For this week’s entry I decided to share my impressions on Bilal’s The 3rd I project discussed in lecture. At first, I had the superficial thought that his project lacked scope as it could be easily emulated by a bored teenager with a GoPro and free time. However, the implications of an enhanced visual field or visual ability rapidly started to flood my mind. Coincidentally, I had recently seen an episode of Black Mirror, a British television show that paints a dark portrait of the evolving mutualism of man-machine. The show’s third episode, titled “The Entire History of You”, shows the impact of “memory” implant (called a grain) that enables its holder to be able to recall experiences in a format that resembles video recordings that can either be projected in:
one’s cornea or
with the aid of a handheld controller. The show presents an interesting take on the evolution of inter human interactions, surveillance, security, aesthetics, privacy, and intimacy based on the gained attributes the implant provides (I would encourage everybody to watch this episode and maybe the entire show. It’s on Netflix).
Early in the episode there’s a dinner party scene in which a character with no memory implant is presented. I found the impact the news had on the rest of the party quite interesting.
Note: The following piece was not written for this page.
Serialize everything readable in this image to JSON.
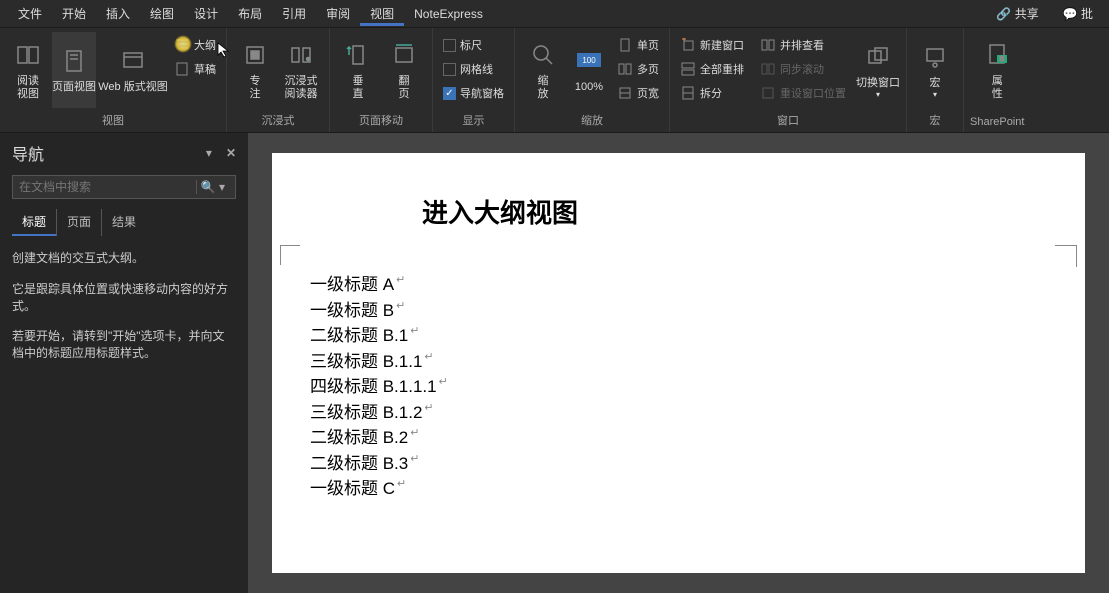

I feel that a description of this scene would’t make it justice so I urge everybody who reads this post to invest 2 minutes watching this small clip:
My particular interest in this scene resides in its portrayal of social implications of augmented sensory ability, result of a brain-machine interface, vs normal sensory abilities or natural brain function as highlighted by the character that works in “grain development”. As the scene suggests, there is a segregation factor between both parties where the minority is looked down upon, a dynamic that holds in our present society. For engrained people, grainless individuals are choosing a disability; grainless individuals, on the other hand, consider themselves fully capable.
I feel that this commentary is immensely relevant. Implants like the grain are not a thing of the future. Brain-machine interfaces and neural implants are widespread, with the most popular one being the cochlear implant. A cochlear implant is an implanted device that enables an individual with a damaged inner ear to gain hearing function. The grain/grainless duality closely resembles present controversy surrounding the Deaf community and the manualism/oralism duality (deaf world/hearing world duality). Even though it’s an imperfect comparison, one can relate the deaf world to the grainless, the hearing world to the engrained, and the cochlear implant to the grain. A surgical procedure can grant a deaf individual access to the hearing world yet many steer away from it because they consider themselves able people. Individuals in the hearing world frown upon parents that deny their children a cochlear impla.nt because they are choosing a disability for their children.
Furthermore, neural implants currently being researched don’t limit themselves in restoring sensory abilities lost, they venture into enhancing our current senses. A different perception of our world, result of a technological enhance, will change what is considered reality. This is of great interest to me and the exposure to issues of nature vs nurture keep shaping my ideas surrounding it.
I want to talk about Week 4: Body and medicine during week 5 discussion.